Alumnus Dean Towl has made a successful career with M. A. Mortenson Construction Company. Here, he shares his personal thoughts on an industry that continues to grow despite the economic downturn.

Dean TowlHow did you become interested in construction engineering and management, and what inspired you to pursue a career in the field?

Interest in building has always been in my blood. I’m embarrassed to admit that constructing things in the sand box was my favorite activity late into adolescence. My sand box has just grown larger over the years. It was sheer luck that I decided to study engineering at Purdue. Donn Hancher and the late Lloyd Jones caught my attention in Engineering 100, and it was history from there!

How has the industry changed since you first entered the field? Do you see these as positives or negatives?

The exponential increase in facility construction complexity has driven a corresponding increase in the pace of change. The saying “necessity is the mother of invention” has never been more apparent. Ingenuity is
mandatory to compete in this new marketplace. Our customers have come to expect effective on-the-fly response in the face of these ever increasing challenges. New technologies mark a shift from the traditional brute force paradigm of previous decades. We’re catching more potential conflicts in computer simulations versus paying tradespersons to inefficiently force errant materials to fit into place. We are better able to keep challenges from becoming show-stoppers.

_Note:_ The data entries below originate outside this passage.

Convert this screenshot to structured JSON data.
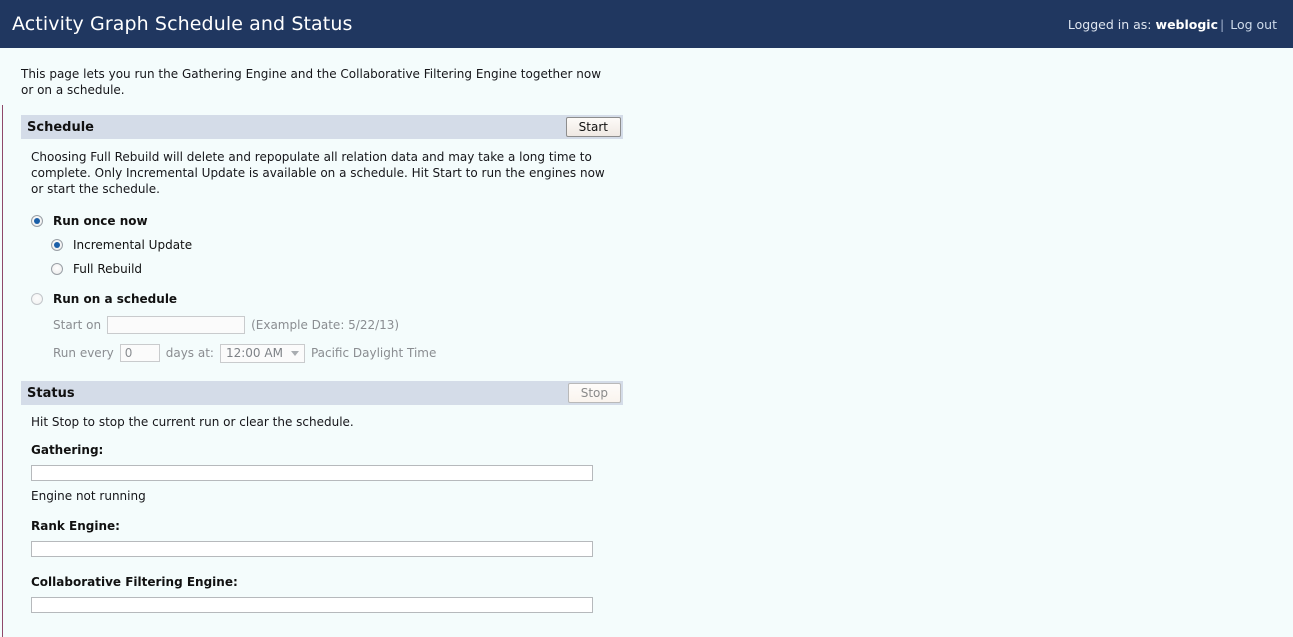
{
  "banner": {
    "title": "Activity Graph Schedule and Status",
    "logged_in_prefix": "Logged in as:",
    "username": "weblogic",
    "separator": "|",
    "logout_label": "Log out",
    "background_color": "#203760"
  },
  "page": {
    "intro": "This page lets you run the Gathering Engine and the Collaborative Filtering Engine together now or on a schedule.",
    "background_color": "#f4fcfc",
    "section_bar_color": "#d4dce8"
  },
  "schedule": {
    "title": "Schedule",
    "start_button": "Start",
    "help": "Choosing Full Rebuild will delete and repopulate all relation data and may take a long time to complete. Only Incremental Update is available on a schedule. Hit Start to run the engines now or start the schedule.",
    "run_mode": {
      "run_once_label": "Run once now",
      "run_once_selected": true,
      "run_schedule_label": "Run on a schedule",
      "run_schedule_selected": false
    },
    "run_once_options": [
      {
        "label": "Incremental Update",
        "selected": true
      },
      {
        "label": "Full Rebuild",
        "selected": false
      }
    ],
    "schedule_fields": {
      "start_on_label": "Start on",
      "start_on_value": "",
      "start_on_hint": "(Example Date: 5/22/13)",
      "run_every_label": "Run every",
      "run_every_value": "0",
      "days_at_label": "days at:",
      "time_value": "12:00 AM",
      "timezone": "Pacific Daylight Time",
      "disabled": true
    }
  },
  "status": {
    "title": "Status",
    "stop_button": "Stop",
    "stop_disabled": true,
    "note": "Hit Stop to stop the current run or clear the schedule.",
    "engines": [
      {
        "label": "Gathering:",
        "progress": 0,
        "state": "Engine not running"
      },
      {
        "label": "Rank Engine:",
        "progress": 0,
        "state": ""
      },
      {
        "label": "Collaborative Filtering Engine:",
        "progress": 0,
        "state": ""
      }
    ]
  }
}
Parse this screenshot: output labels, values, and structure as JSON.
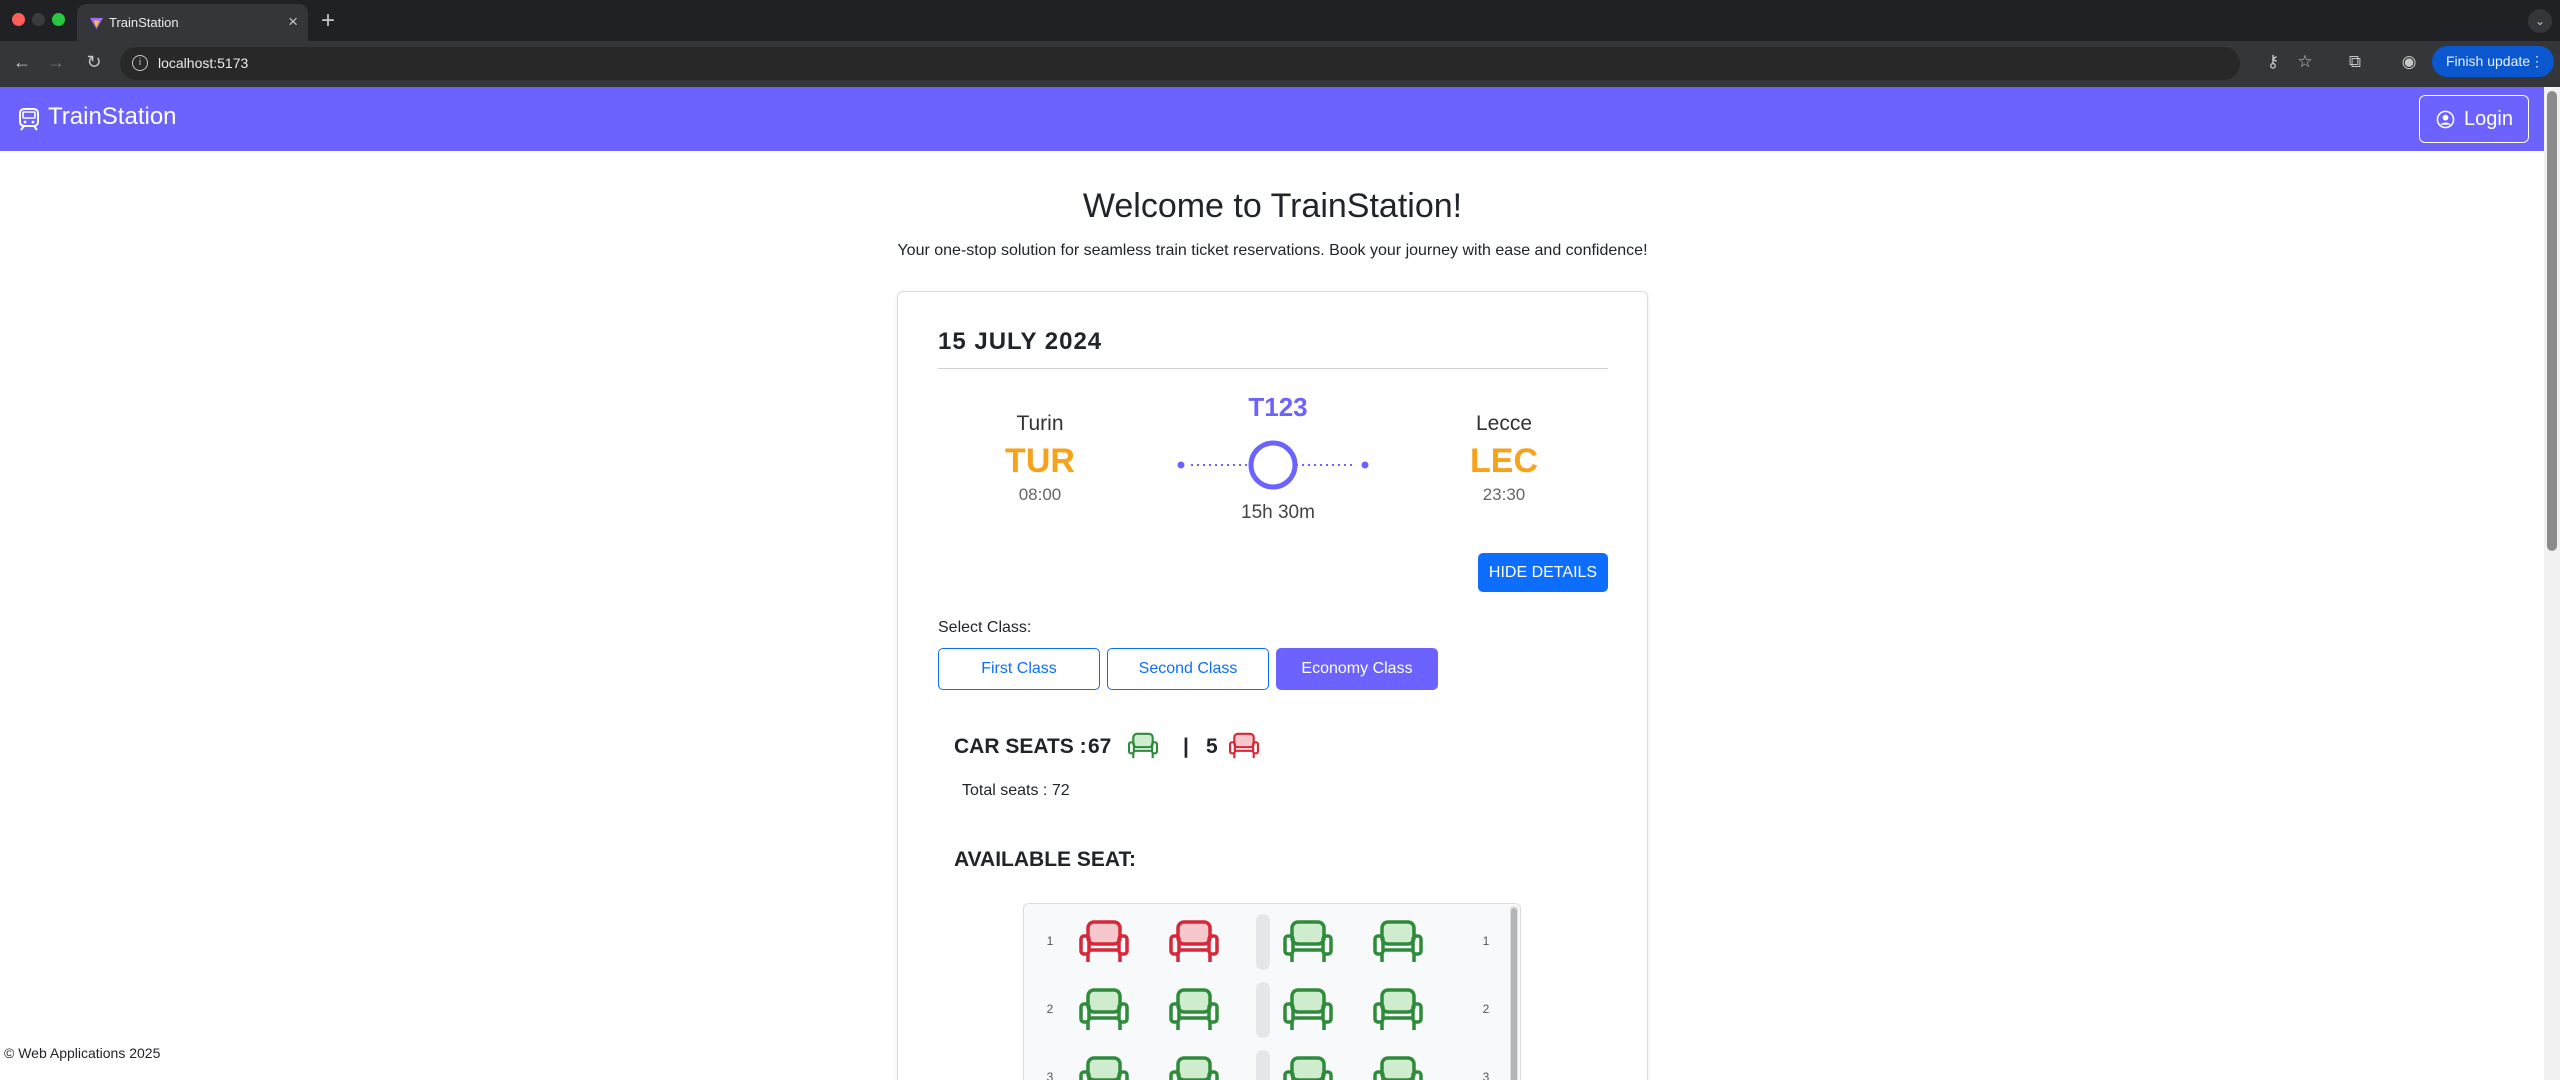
{
  "browser": {
    "tab_title": "TrainStation",
    "url": "localhost:5173",
    "update_label": "Finish update"
  },
  "app": {
    "brand": "TrainStation",
    "login_label": "Login",
    "colors": {
      "accent": "#6c63ff",
      "station_code": "#f7a21b",
      "primary": "#0d6efd",
      "seat_free": "#2e8b3a",
      "seat_taken": "#d62839"
    }
  },
  "hero": {
    "title": "Welcome to TrainStation!",
    "subtitle": "Your one-stop solution for seamless train ticket reservations. Book your journey with ease and confidence!"
  },
  "trip": {
    "date": "15 JULY 2024",
    "train": "T123",
    "duration": "15h 30m",
    "from": {
      "city": "Turin",
      "code": "TUR",
      "time": "08:00"
    },
    "to": {
      "city": "Lecce",
      "code": "LEC",
      "time": "23:30"
    },
    "details_button": "HIDE DETAILS"
  },
  "classes": {
    "label": "Select Class:",
    "options": [
      "First Class",
      "Second Class",
      "Economy Class"
    ],
    "selected": "Economy Class"
  },
  "seats": {
    "car_label": "CAR SEATS :",
    "available_count": "67",
    "separator": "|",
    "occupied_count": "5",
    "total_text": "Total seats : 72",
    "available_label": "AVAILABLE SEAT:",
    "rows": [
      {
        "num": "1",
        "seats": [
          "taken",
          "taken",
          "free",
          "free"
        ]
      },
      {
        "num": "2",
        "seats": [
          "free",
          "free",
          "free",
          "free"
        ]
      },
      {
        "num": "3",
        "seats": [
          "free",
          "free",
          "free",
          "free"
        ]
      }
    ]
  },
  "footer": "© Web Applications 2025"
}
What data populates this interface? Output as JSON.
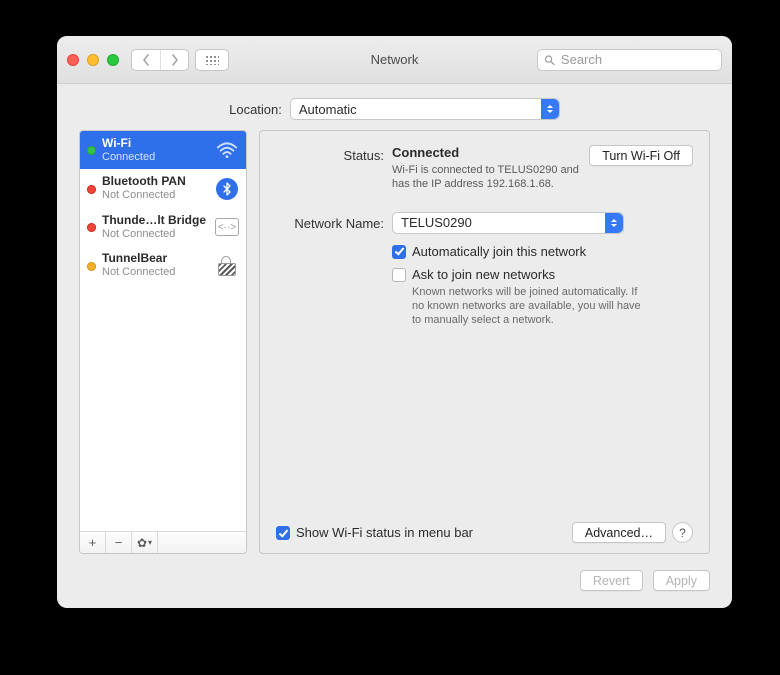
{
  "window": {
    "title": "Network"
  },
  "toolbar": {
    "search_placeholder": "Search"
  },
  "location": {
    "label": "Location:",
    "value": "Automatic"
  },
  "sidebar": {
    "services": [
      {
        "name": "Wi-Fi",
        "status": "Connected",
        "dot": "green",
        "icon": "wifi",
        "selected": true
      },
      {
        "name": "Bluetooth PAN",
        "status": "Not Connected",
        "dot": "red",
        "icon": "bluetooth",
        "selected": false
      },
      {
        "name": "Thunde…lt Bridge",
        "status": "Not Connected",
        "dot": "red",
        "icon": "tbridge",
        "selected": false
      },
      {
        "name": "TunnelBear",
        "status": "Not Connected",
        "dot": "amber",
        "icon": "lock",
        "selected": false
      }
    ]
  },
  "detail": {
    "status_label": "Status:",
    "status_value": "Connected",
    "turn_off_label": "Turn Wi-Fi Off",
    "status_desc": "Wi-Fi is connected to TELUS0290 and has the IP address 192.168.1.68.",
    "network_name_label": "Network Name:",
    "network_name_value": "TELUS0290",
    "auto_join_label": "Automatically join this network",
    "auto_join_checked": true,
    "ask_join_label": "Ask to join new networks",
    "ask_join_checked": false,
    "ask_join_help": "Known networks will be joined automatically. If no known networks are available, you will have to manually select a network.",
    "show_menu_label": "Show Wi-Fi status in menu bar",
    "show_menu_checked": true,
    "advanced_label": "Advanced…"
  },
  "footer": {
    "revert": "Revert",
    "apply": "Apply"
  }
}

I’m also happy to see our customers’ openness to alternative project delivery methods like design-build and integrated project delivery. It’s much more rewarding as a builder to get involved early in the design of a facility. These are both very positive changes that I hope to see evolve further in the coming years. 

Attention to environmental impact is a hot topic in the industry today. How do you feel the construction engineering and management field is addressing those concerns?

The current interest in building “Green” may prove to be this decade’s buzzword like “TQM” or “Partnering” of prior decades, but this generation has the opportunity to make it our legacy. And clearly it’s the right thing to focus on. If you don’t buy in yet, take a trip to our oceans, focusing on the ever-increasing quantity of indestructible plastic assaulting the shores. A recent visit to Southeast Asia highlighted the need for a global environmental focus for me. Thankfully, interest in sustainable development, embodied in the USGBC’s LEED standards, continues to increase. We have some maturing to do as an industry, but there will be a day when this circle closes and today’s sustainable “best” practices become tomorrow’s “standard” practice. An ancient Kenyan proverb begs us to answer the question: Are we making an adequate commitment to the environment that our children and grandchildren are loaning to us?

What have been the key motivating factors for you as a leader in the industry, in other words, what keeps you going to work every day?


Hanging on to that childhood love for constructing helps me see past the daily speed bumps. Seeing the physical fruits of our labor as constructors is somehow internally satisfying and motivating beyond any external factor. Watching a facility take shape after months or even years of preplanning makes it all worth it. The old saying “the more you know, the less you know” proves to be true every day. My thirsts for variety and learning never fail to be satisfied. Implementing new technology and sharing learning really helps complete the circle of fulfillment for me.